- Polymers can be sorted by the difference of melting point; it's normally used to sort two polymers by means of an hot conveyor belt or a hot roll working on a conveyor belt where a mono-layer of flakes is laying down.
One kind will stick while the other falls down by gravity.
 
- There are some more methods for classifying different plastics in a dry environment, by the fact some are more brittle than others, by the coefficient of elasticity, by some other differences in shape etc, and this needs to be evaluated case by case.
 
WET
- Sink-float tanks are the most common and easy way to separate plastics by density.
Normally plain water is used to separate olefins from other thermoplastics and sometimes water is added with salts to make it heavier than one, and make to float some polymers while the rest sinks etc.
 
- Hydrocyclones enhance the difference of specific weight by centrifugal force so materials with little difference can be separated as well.
 
- Sink-float by preferred solvent absorption is used when two polymers with same specific weight need to be separated; a solvent (alcohol, ketone, etc) makes one of the two lighter.
The big problem is flammability of solvents and their recovery.
 
- Hydrophobicity is the dislike of water; some polymers react in a different way when going into water under certain conditions (air bubbles, mechanical stirring, turbulence, etc.) therefore separation becomes possible.
 
- Froth flotation means air bubbles attach one solid promoting floating in a liquid and leave the other(s) to sink.
Air bubbles have high affinity for water repellent surfaces.

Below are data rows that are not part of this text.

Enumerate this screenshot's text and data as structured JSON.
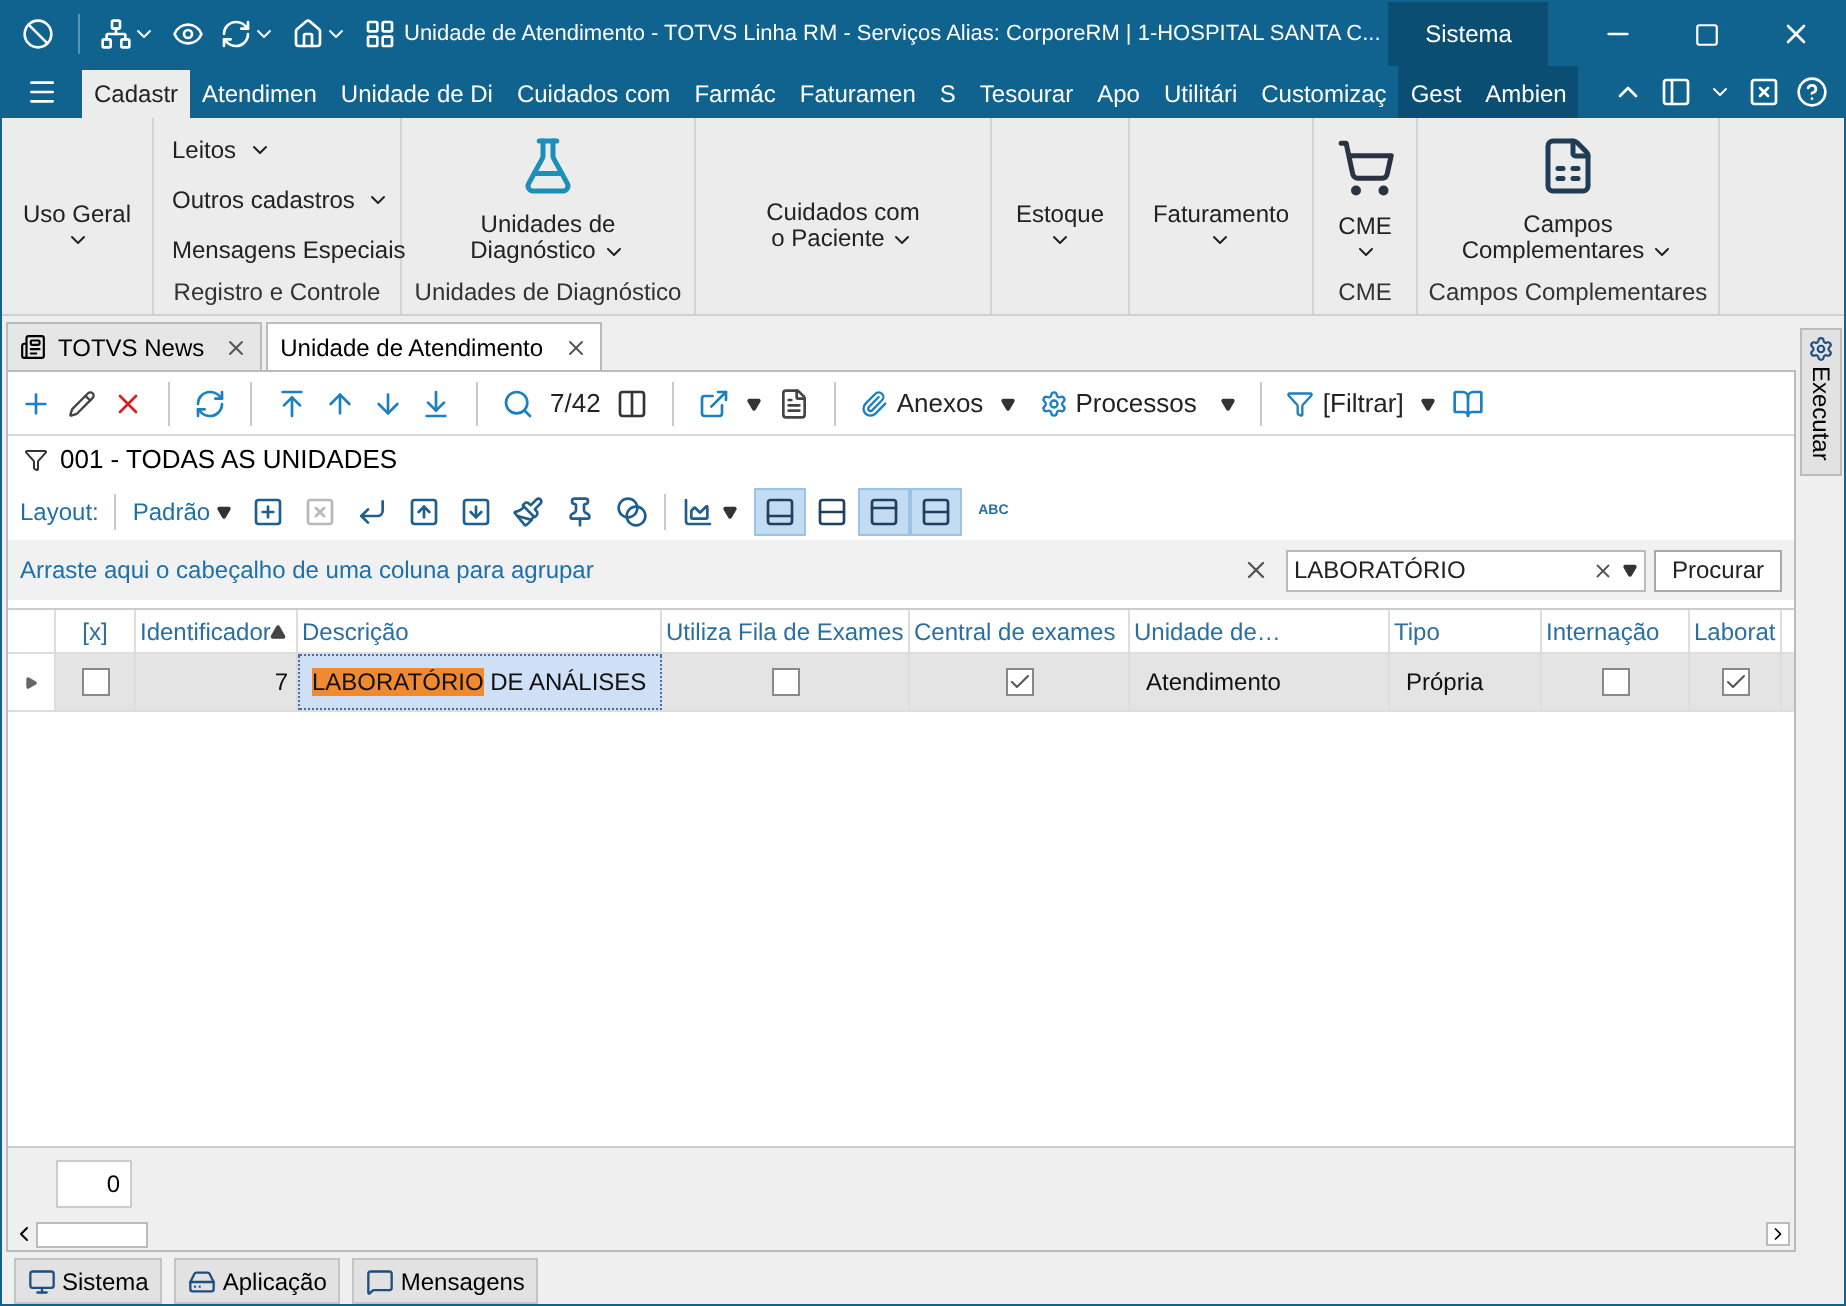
{
  "title_bar": {
    "title": "Unidade de Atendimento - TOTVS Linha RM - Serviços  Alias: CorporeRM | 1-HOSPITAL SANTA C...",
    "context_label": "Sistema"
  },
  "menu_tabs": [
    {
      "label": "Cadastr",
      "selected": true,
      "context": false
    },
    {
      "label": "Atendimen",
      "selected": false,
      "context": false
    },
    {
      "label": "Unidade de Di",
      "selected": false,
      "context": false
    },
    {
      "label": "Cuidados com",
      "selected": false,
      "context": false
    },
    {
      "label": "Farmác",
      "selected": false,
      "context": false
    },
    {
      "label": "Faturamen",
      "selected": false,
      "context": false
    },
    {
      "label": "S",
      "selected": false,
      "context": false
    },
    {
      "label": "Tesourar",
      "selected": false,
      "context": false
    },
    {
      "label": "Apo",
      "selected": false,
      "context": false
    },
    {
      "label": "Utilitári",
      "selected": false,
      "context": false
    },
    {
      "label": "Customizaç",
      "selected": false,
      "context": false
    },
    {
      "label": "Gest",
      "selected": false,
      "context": true
    },
    {
      "label": "Ambien",
      "selected": false,
      "context": true
    }
  ],
  "ribbon": [
    {
      "buttons": [
        {
          "kind": "large",
          "lines": [
            "Uso Geral"
          ],
          "dropdown": true
        }
      ]
    },
    {
      "caption": "Registro e Controle",
      "buttons": [
        {
          "kind": "small",
          "lines": [
            "Leitos"
          ],
          "dropdown": true
        },
        {
          "kind": "small",
          "lines": [
            "Outros cadastros"
          ],
          "dropdown": true
        },
        {
          "kind": "small",
          "lines": [
            "Mensagens  Especiais"
          ]
        }
      ]
    },
    {
      "caption": "Unidades de Diagnóstico",
      "buttons": [
        {
          "kind": "flask",
          "lines": [
            "Unidades de",
            "Diagnóstico"
          ],
          "dropdown": true
        }
      ]
    },
    {
      "buttons": [
        {
          "kind": "large",
          "lines": [
            "Cuidados com",
            "o Paciente"
          ],
          "dropdown": true
        }
      ]
    },
    {
      "buttons": [
        {
          "kind": "large",
          "lines": [
            "Estoque"
          ],
          "dropdown": true
        }
      ]
    },
    {
      "buttons": [
        {
          "kind": "large",
          "lines": [
            "Faturamento"
          ],
          "dropdown": true
        }
      ]
    },
    {
      "caption": "CME",
      "buttons": [
        {
          "kind": "cart",
          "lines": [
            "CME"
          ],
          "dropdown": true
        }
      ]
    },
    {
      "caption": "Campos Complementares",
      "buttons": [
        {
          "kind": "form",
          "lines": [
            "Campos",
            "Complementares"
          ],
          "dropdown": true
        }
      ]
    }
  ],
  "doc_tabs": [
    {
      "label": "TOTVS News",
      "selected": false
    },
    {
      "label": "Unidade de Atendimento",
      "selected": true
    }
  ],
  "toolbar": {
    "counter": "7/42",
    "attachments": "Anexos",
    "processes": "Processos",
    "filter": "[Filtrar]"
  },
  "filter_name": "001 - TODAS AS UNIDADES",
  "layout_bar": {
    "label": "Layout:",
    "preset": "Padrão",
    "tools": [
      {
        "kind": "add",
        "disabled": false
      },
      {
        "kind": "remove",
        "disabled": true
      },
      {
        "kind": "enter",
        "disabled": false
      },
      {
        "kind": "up",
        "disabled": false
      },
      {
        "kind": "down",
        "disabled": false
      },
      {
        "kind": "brush",
        "disabled": false
      },
      {
        "kind": "pin",
        "disabled": false
      },
      {
        "kind": "shapes",
        "disabled": false
      }
    ],
    "views": [
      {
        "kind": "bottom",
        "selected": true
      },
      {
        "kind": "rows",
        "selected": false
      },
      {
        "kind": "top",
        "selected": true
      },
      {
        "kind": "rows",
        "selected": true
      }
    ],
    "text_tool": "ABC"
  },
  "group_bar": {
    "hint": "Arraste aqui o cabeçalho de uma coluna para agrupar",
    "search": "LABORATÓRIO",
    "search_button": "Procurar"
  },
  "table": {
    "columns": [
      {
        "label": "[x]",
        "sorted": false
      },
      {
        "label": "Identificador",
        "sorted": true
      },
      {
        "label": "Descrição",
        "sorted": false
      },
      {
        "label": "Utiliza Fila de Exames",
        "sorted": false
      },
      {
        "label": "Central de exames",
        "sorted": false
      },
      {
        "label": "Unidade de…",
        "sorted": false
      },
      {
        "label": "Tipo",
        "sorted": false
      },
      {
        "label": "Internação",
        "sorted": false
      },
      {
        "label": "Laborat",
        "sorted": false
      }
    ],
    "rows": [
      {
        "cells": [
          {
            "kind": "check",
            "checked": false
          },
          {
            "kind": "number",
            "text": "7"
          },
          {
            "kind": "match",
            "match": "LABORATÓRIO",
            "text": " DE ANÁLISES"
          },
          {
            "kind": "check",
            "checked": false
          },
          {
            "kind": "check",
            "checked": true
          },
          {
            "kind": "text",
            "text": "Atendimento"
          },
          {
            "kind": "text",
            "text": "Própria"
          },
          {
            "kind": "check",
            "checked": false
          },
          {
            "kind": "check",
            "checked": true
          }
        ]
      }
    ],
    "footer_count": "0"
  },
  "side_panel": "Executar",
  "bottom_tabs": [
    "Sistema",
    "Aplicação",
    "Mensagens"
  ]
}
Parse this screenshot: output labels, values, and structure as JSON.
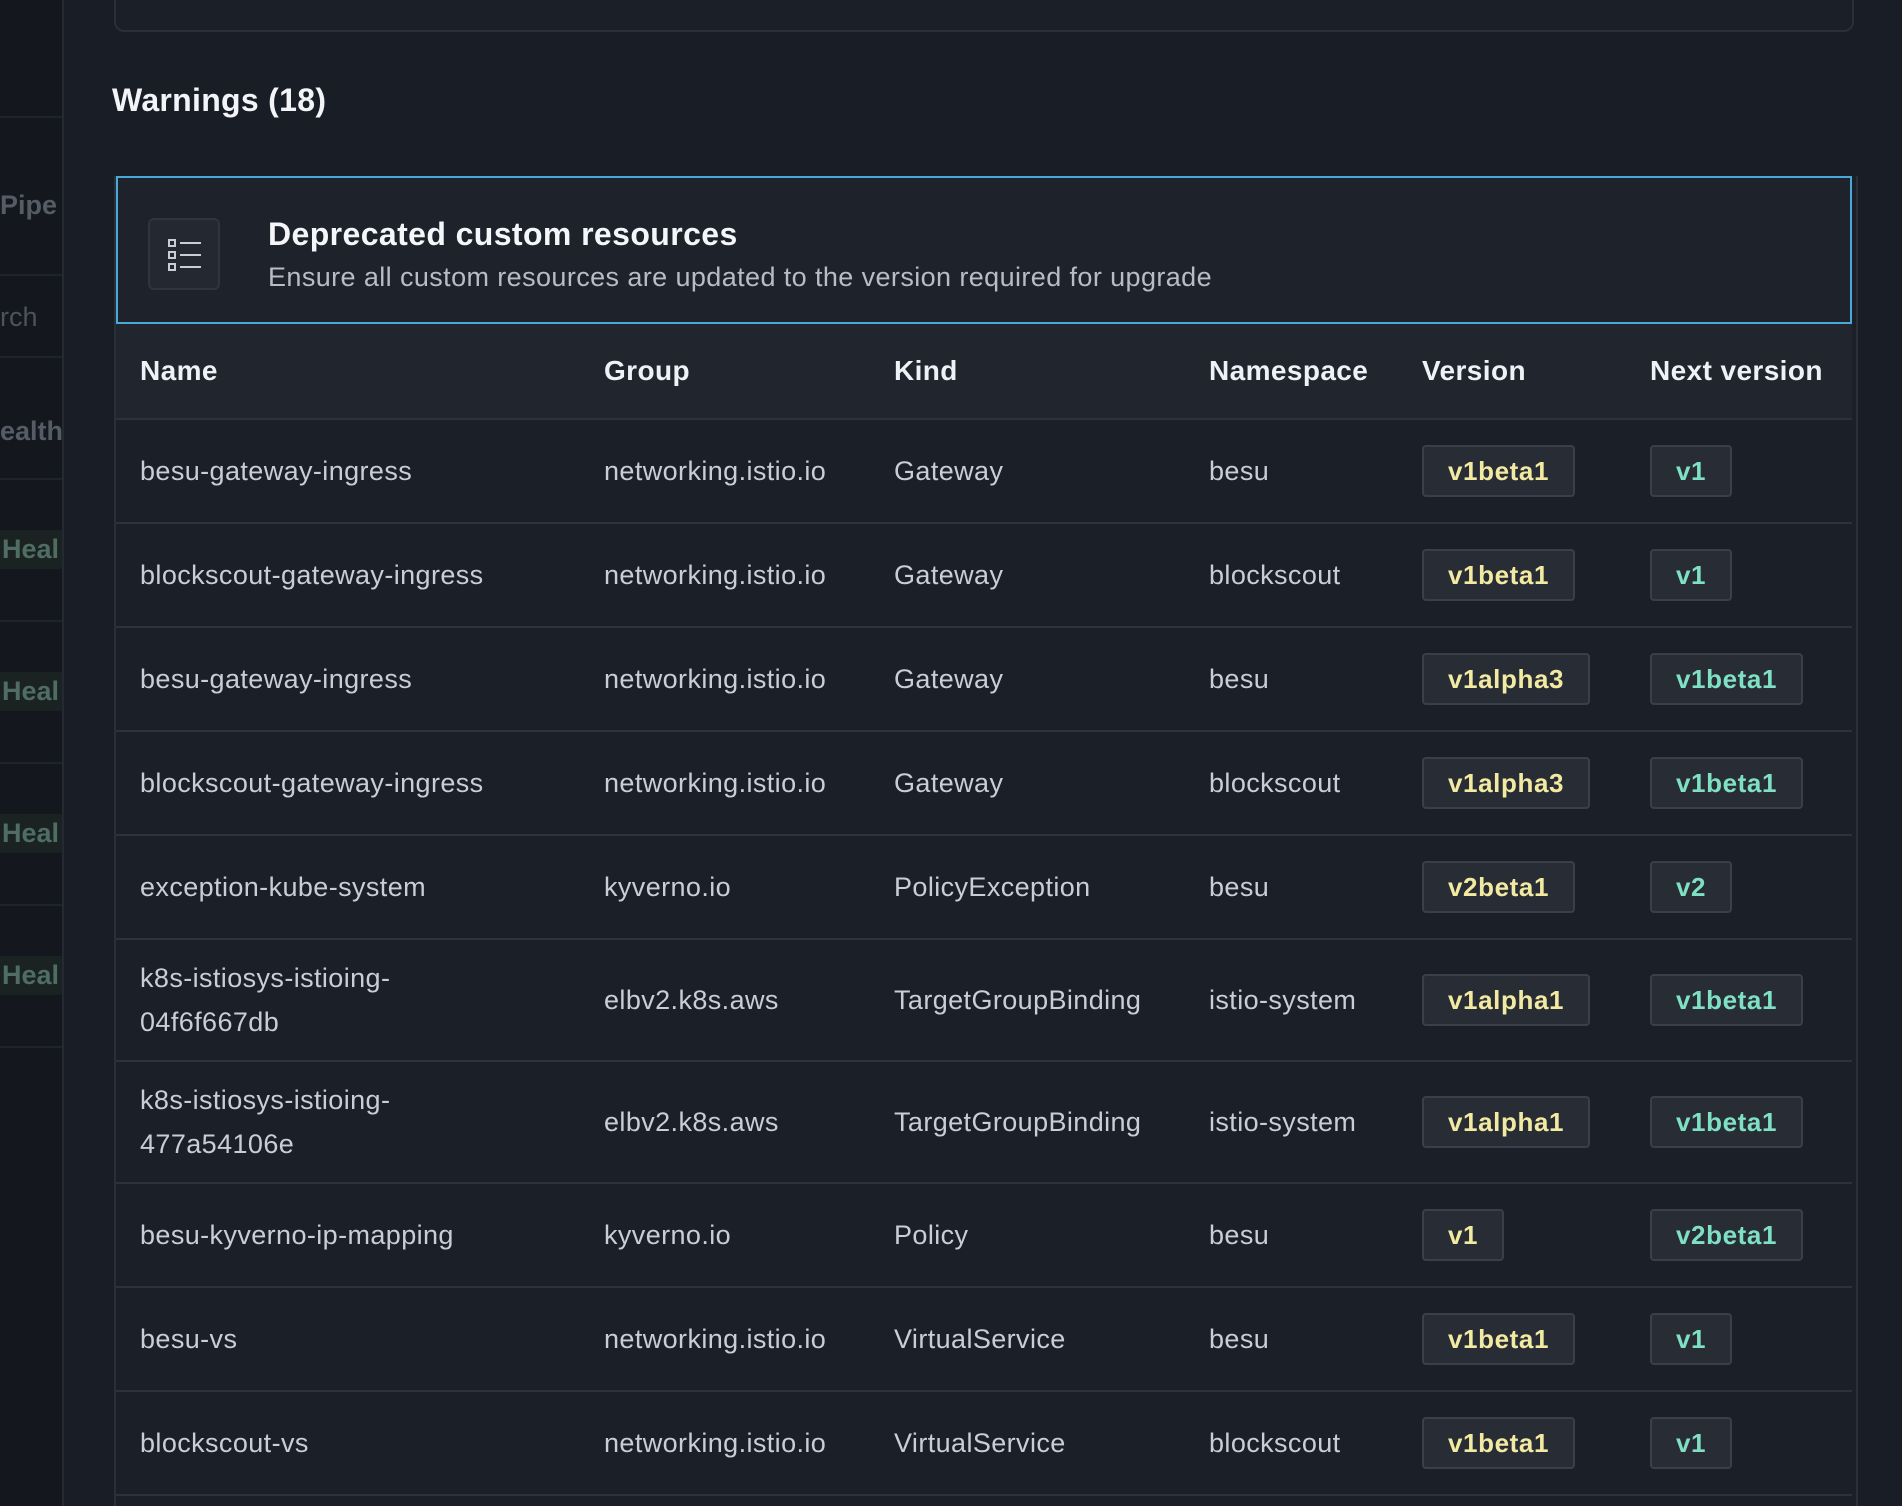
{
  "sidebar": {
    "items": [
      {
        "label": "Pipe",
        "kind": "bold"
      },
      {
        "label": "rch",
        "kind": "plain"
      },
      {
        "label": "ealth",
        "kind": "bold"
      },
      {
        "label": "Heal",
        "kind": "health"
      },
      {
        "label": "Heal",
        "kind": "health"
      },
      {
        "label": "Heal",
        "kind": "health"
      },
      {
        "label": "Heal",
        "kind": "health"
      }
    ]
  },
  "section": {
    "title": "Warnings (18)"
  },
  "card": {
    "icon": "list-icon",
    "title": "Deprecated custom resources",
    "subtitle": "Ensure all custom resources are updated to the version required for upgrade",
    "collapse_icon": "chevron-up-icon"
  },
  "table": {
    "headers": {
      "name": "Name",
      "group": "Group",
      "kind": "Kind",
      "namespace": "Namespace",
      "version": "Version",
      "next_version": "Next version"
    },
    "rows": [
      {
        "name": "besu-gateway-ingress",
        "group": "networking.istio.io",
        "kind": "Gateway",
        "namespace": "besu",
        "version": "v1beta1",
        "next_version": "v1"
      },
      {
        "name": "blockscout-gateway-ingress",
        "group": "networking.istio.io",
        "kind": "Gateway",
        "namespace": "blockscout",
        "version": "v1beta1",
        "next_version": "v1"
      },
      {
        "name": "besu-gateway-ingress",
        "group": "networking.istio.io",
        "kind": "Gateway",
        "namespace": "besu",
        "version": "v1alpha3",
        "next_version": "v1beta1"
      },
      {
        "name": "blockscout-gateway-ingress",
        "group": "networking.istio.io",
        "kind": "Gateway",
        "namespace": "blockscout",
        "version": "v1alpha3",
        "next_version": "v1beta1"
      },
      {
        "name": "exception-kube-system",
        "group": "kyverno.io",
        "kind": "PolicyException",
        "namespace": "besu",
        "version": "v2beta1",
        "next_version": "v2"
      },
      {
        "name_lines": [
          "k8s-istiosys-istioing-",
          "04f6f667db"
        ],
        "group": "elbv2.k8s.aws",
        "kind": "TargetGroupBinding",
        "namespace": "istio-system",
        "version": "v1alpha1",
        "next_version": "v1beta1"
      },
      {
        "name_lines": [
          "k8s-istiosys-istioing-",
          "477a54106e"
        ],
        "group": "elbv2.k8s.aws",
        "kind": "TargetGroupBinding",
        "namespace": "istio-system",
        "version": "v1alpha1",
        "next_version": "v1beta1"
      },
      {
        "name": "besu-kyverno-ip-mapping",
        "group": "kyverno.io",
        "kind": "Policy",
        "namespace": "besu",
        "version": "v1",
        "next_version": "v2beta1"
      },
      {
        "name": "besu-vs",
        "group": "networking.istio.io",
        "kind": "VirtualService",
        "namespace": "besu",
        "version": "v1beta1",
        "next_version": "v1"
      },
      {
        "name": "blockscout-vs",
        "group": "networking.istio.io",
        "kind": "VirtualService",
        "namespace": "blockscout",
        "version": "v1beta1",
        "next_version": "v1"
      }
    ]
  },
  "colors": {
    "accent_border": "#4aa8d8",
    "version_text": "#f3eaa2",
    "next_version_text": "#7fe0c4"
  }
}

- Selective dissolution means certain polymers dissolve into certain solvent under specific condition while others remain unaffected.
But we are very close to chemical separation here.